The U.S. team consisted of four physicians, six nurses, one nurse practitioner, and a nonmedical volunteer. One of the physicians was Hosmane’s son, Vinay R. Hosmane. R.U. Hosmane’s wife, Kusuma, helped with trip logistics, patient registration and translation. All volunteers paid their own expenses, which included airfare and personal expenses. The local Rotaries and hospital raised money to pay room and board.
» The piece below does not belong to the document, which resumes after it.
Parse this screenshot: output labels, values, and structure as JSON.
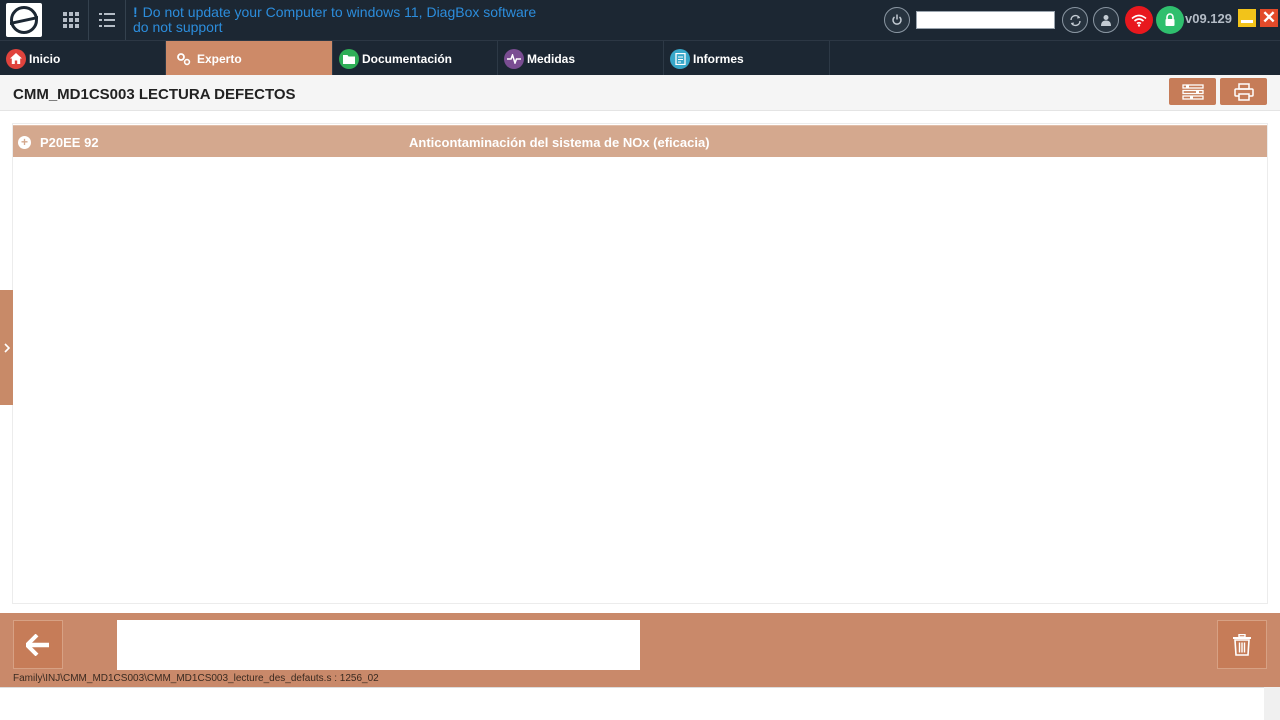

Six additional physicians from India, four of whom were cousins of Hosmane, as well as many nurses and volunteers, assisted in making the mission successful. “In fact, the Indian medical team stopped doing elective surgery for the week we were there in order to assist us,” said Hosmane. “So many people showed up, they had to add another day for registration,” as word spread throughout the region that doctors were helping patients.
Though Hosmane saw many patients that week, one young boy stood out and showed how ignorance was a major cause of suffering in India. “A 3-year-old boy had a condition where his testicles never dropped into the scrotum. If left untreated, this could cause sterility at best and testicular cancer at worst. His mother was both afraid and didn’t have the money for the surgery. But we convinced her it was the right thing to do. Some of the barriers are people’s beliefs. Some Muslims are against inoculation.”
Hosmane said the planning was as difficult as the trip itself. He estimated he made over 1,000 calls setting up the mission. And because India is 10 hours ahead of Eastern Standard Time, it made for some long days. The mission also involved teaching as the team tried to improve the learning curve of the Indian medical professionals.
Hosmane has been a member of the Lewes-Rehoboth Rotary Club for several years and said the Rotary’s philosophy of Service Over Self fits nicely with a career in medicine. “You only live once, so make the best of it,” he said. “Help the people who are less fortunate. Take the skills you have and go help someone. What I’ve learned over the years hasn’t come from books. It comes from my experience working with patients. Get involved in a cause. If I make one person better and you make one person better, that’s two people who are cured. We need more people to get involved. Much more can be done. Everyone has skills and expertise. Give back.”
People giving back has paid huge dividends in India. “Polio had been practically eradicated from the 1.2 billion Indian population,” said Hosmane. “They have been free for three years, and although they are still concerned about infected people from Afghanistan and Pakistan crossing the border into India, they have beaten this scourge for all intents and purposes. “
Throughout the mission, Hosmane’s team received thanks and gratitude from the Indian people. The patients were grateful for the expert medical care they received. The Indian medical team appreciated the up-to-date equipment and training. But the real payoff came when Hosmane received a telephone call from a cousin with a message that made the whole trip worthwhile. “Your father would be very proud of you,” she said.